Are ETFs the new weapons of mass destruction?
Notwithstanding any of the concerns mentioned above, investors appear excited about the future as they continue to pour money into the stock market. They express this excitement by allocating a tremendous amount of capital into index funds and Exchange-Traded Funds (ETFs). Last year, passive funds had $563 billion of inflows, while active funds experienced $326 billion of outflows, according to Morningstar. Active U.S. equity funds manage $3.6 trillion and passive instruments are about to catch them at $3.1 trillion. When we add the $124 billion poured into ETFs in the first two months of 2017, active and passive investments are almost at parity. This does not even include the so-called active managers that tend to hug an index. The long-term trend is very pronounced. Since 2007, $1.2 trillion dollars disappeared from actively managed U.S. domestic equity funds and $1.4 trillion dollars were added to passive strategies. As the number of corporate listings continues to dwindle, more and more ETFs are brought to the marketplace. This leads to more ETFs (financial vehicles), some of which use leverage, chasing fewer and fewer actual companies. Financial vehicles using leverage to purchase a shrinking pool of real assets—sound familiar?
The consequence of unrelenting inflows into passive funds is that stocks that are included in a major index receive ongoing support by the indiscriminate purchases made by these funds regardless of a company’s fundamentals. The benefits are amplified for companies that are owned by dozens of ETFs and index funds. On the flip side, those unfortunate stocks that are not included in a major index receive the reverse treatment, as active managers that tend to be fully invested are forced to sell shares to meet the onslaught of redemptions they are facing. But the worst fate is saved for those orphan securities that are removed from an index. These stocks face both indiscriminate selling from index funds on their removal date and continued redemption-related selling from actively managed funds. Unfortunately, these buy and sell decisions are entirely disconnected from a company’s fundamentals. This potentially sets the stage, should the tables turn, for an exceptionally compelling investment environment where companies with strong fundamentals are available for purchase at cheap valuations for those searching outside of the indices (as we often are). Moreover, as more investors move from active to passive investments, the market for many individual stocks becomes less liquid. With reduced liquidity, we expect increasing volatility in the marketplace. Last month Kopin Tan wrote in Barron’s, “For weeks, the stretch from 3 p.m. to 4 p.m. became known as the market’s happiest hour, since a surge in late-day buying often nudged indexes from the red into the green. This happened because ETFs and passive index funds, unlike actively managed ones, must rebalance by the end of the day to match the benchmarks they track. According to JP Morgan, a whopping 37% of daily New York Stock Exchange trading recently took place in the last 30 minutes of each session. But when the indexes turn down, will this be the unhappiest hour?”

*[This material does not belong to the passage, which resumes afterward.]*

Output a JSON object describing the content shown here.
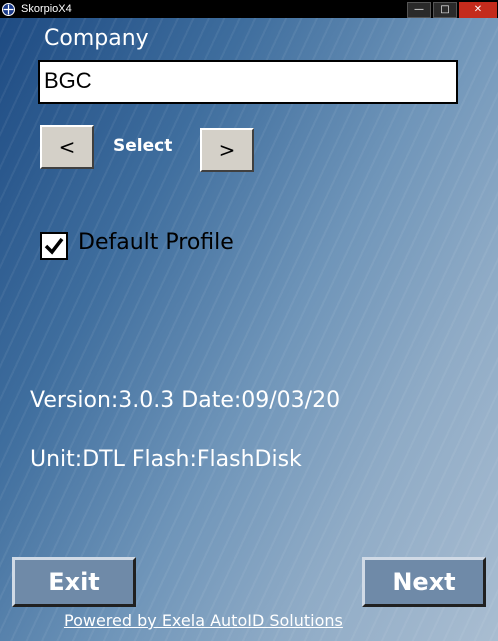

The weapons of mass destruction during the Great Financial Crisis were three-letter words: CDS (credit default swap), CDO (collateralized debt obligation), etc. The current weapon of mass destruction is also a three-letter word: ETF (exchange-traded fund). When the world decides that there is no need for fundamental research and investors can just blindly purchase index funds and ETFs without any regard to valuation, we say the time to be fearful is now.

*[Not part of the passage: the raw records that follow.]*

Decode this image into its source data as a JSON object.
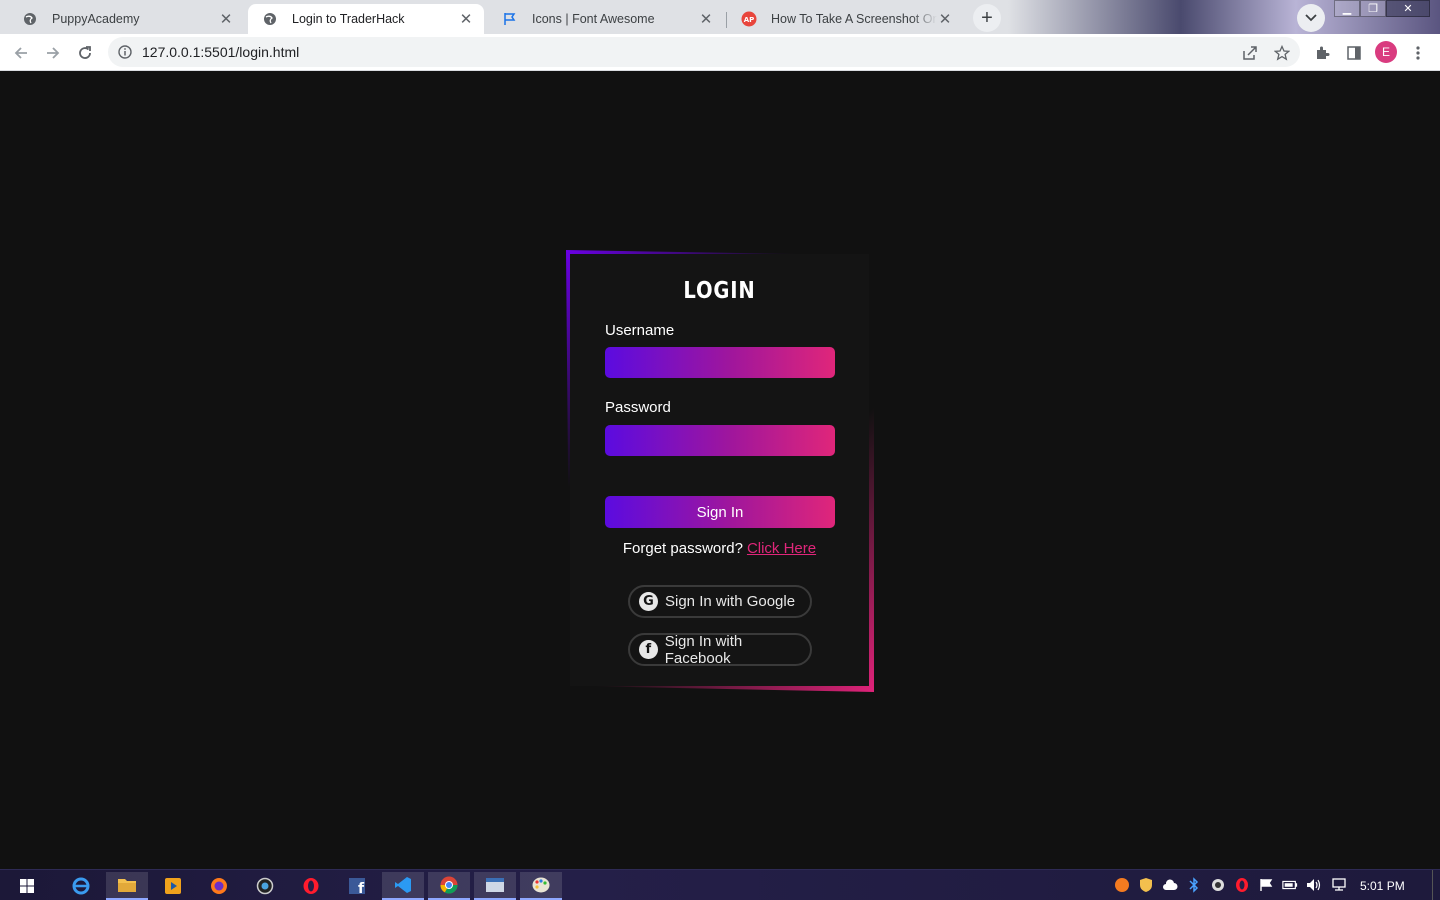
{
  "browser": {
    "tabs": [
      {
        "title": "PuppyAcademy",
        "active": false,
        "icon": "globe-icon"
      },
      {
        "title": "Login to TraderHack",
        "active": true,
        "icon": "globe-icon"
      },
      {
        "title": "Icons | Font Awesome",
        "active": false,
        "icon": "flag-icon"
      },
      {
        "title": "How To Take A Screenshot On An",
        "active": false,
        "icon": "site-logo-icon"
      }
    ],
    "url": "127.0.0.1:5501/login.html",
    "profile_initial": "E"
  },
  "login": {
    "title": "LOGIN",
    "username_label": "Username",
    "username_value": "",
    "password_label": "Password",
    "password_value": "",
    "signin_label": "Sign In",
    "forgot_text": "Forget password?",
    "forgot_link": "Click Here",
    "google_label": "Sign In with Google",
    "facebook_label": "Sign In with Facebook",
    "gradient_colors": [
      "#5b0be0",
      "#e0267a"
    ]
  },
  "taskbar": {
    "apps": [
      "windows-start-icon",
      "internet-explorer-icon",
      "file-explorer-icon",
      "media-player-icon",
      "firefox-icon",
      "camera-icon",
      "opera-icon",
      "facebook-icon",
      "vscode-icon",
      "chrome-icon",
      "window-app-icon",
      "paint-icon"
    ],
    "tray": [
      "avast-icon",
      "shield-icon",
      "cloud-icon",
      "bluetooth-icon",
      "camera-tray-icon",
      "opera-tray-icon",
      "flag-tray-icon",
      "battery-icon",
      "volume-icon",
      "network-icon"
    ],
    "clock": "5:01 PM"
  }
}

There you go.
That echoes everything we’ve been saying since the inception of this site late last year.
So when this whole thing crashes and burns in some kind of nightmarish August 24, 2015 redux (except on steroids), don’t say you weren’t warned.
On the bright side, once these ETF “WMDs” reduce the market to ashes, active management can swoop back in and try to help everyone pick up the pieces.

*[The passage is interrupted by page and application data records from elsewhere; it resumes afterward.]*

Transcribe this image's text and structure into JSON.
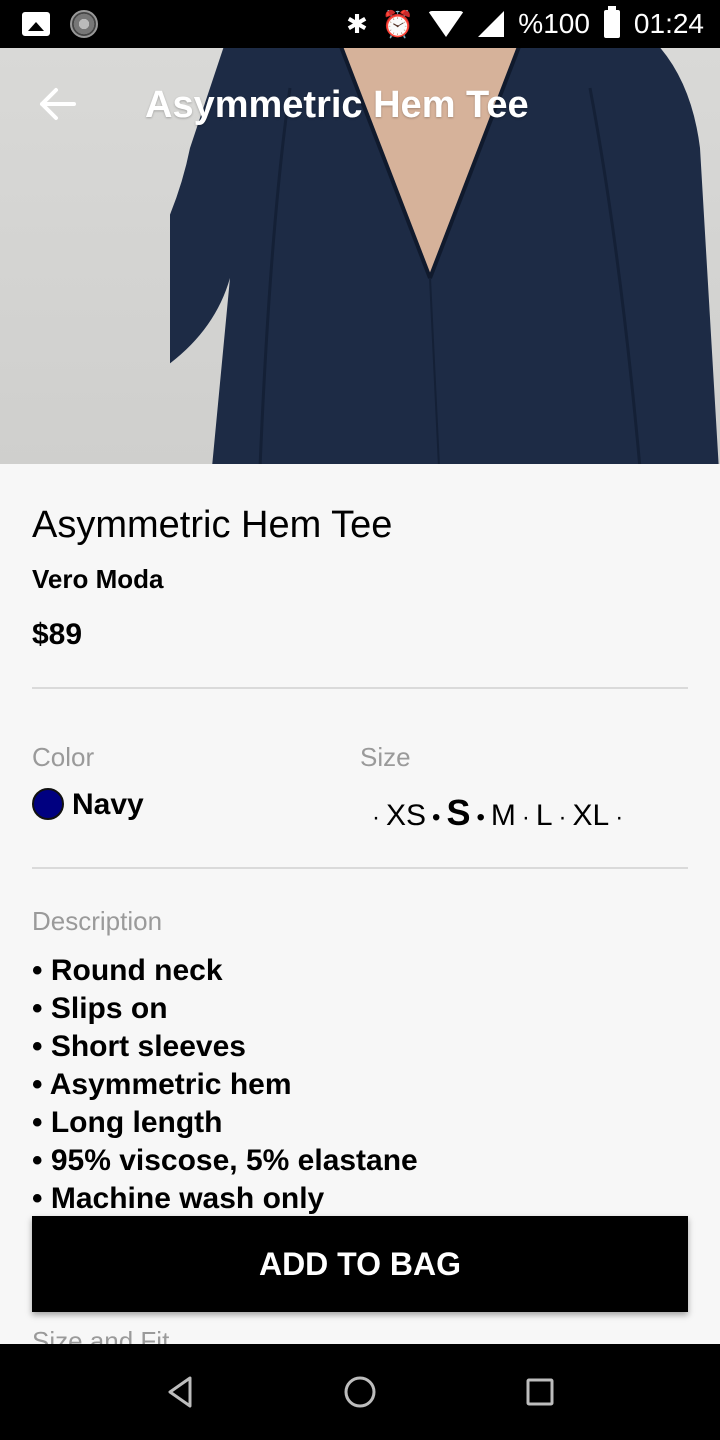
{
  "status_bar": {
    "battery": "%100",
    "time": "01:24"
  },
  "header": {
    "title": "Asymmetric Hem Tee"
  },
  "product": {
    "name": "Asymmetric Hem Tee",
    "brand": "Vero Moda",
    "price": "$89",
    "color_label": "Color",
    "color_name": "Navy",
    "color_hex": "#000080",
    "size_label": "Size",
    "sizes": [
      "XS",
      "S",
      "M",
      "L",
      "XL"
    ],
    "selected_size": "S",
    "description_label": "Description",
    "description": [
      "Round neck",
      "Slips on",
      "Short sleeves",
      "Asymmetric hem",
      "Long length",
      "95% viscose, 5% elastane",
      "Machine wash only"
    ],
    "size_fit_label": "Size and Fit"
  },
  "actions": {
    "add_to_bag": "ADD TO BAG"
  },
  "icons": {
    "status": [
      "image-icon",
      "loader-icon",
      "bluetooth-icon",
      "alarm-icon",
      "wifi-icon",
      "signal-icon",
      "battery-icon"
    ],
    "header": [
      "back-arrow-icon"
    ],
    "nav": [
      "back-triangle-icon",
      "home-circle-icon",
      "recents-square-icon"
    ]
  }
}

And once everyone learns their lesson and the active AUM starts to climb again, the “rockstars” can get back to racing two-door Maseratis while coked up with three women crammed into the backseat and a half-empty bottle of Johnny Blue riding shotgun.
Then all will be right with the world.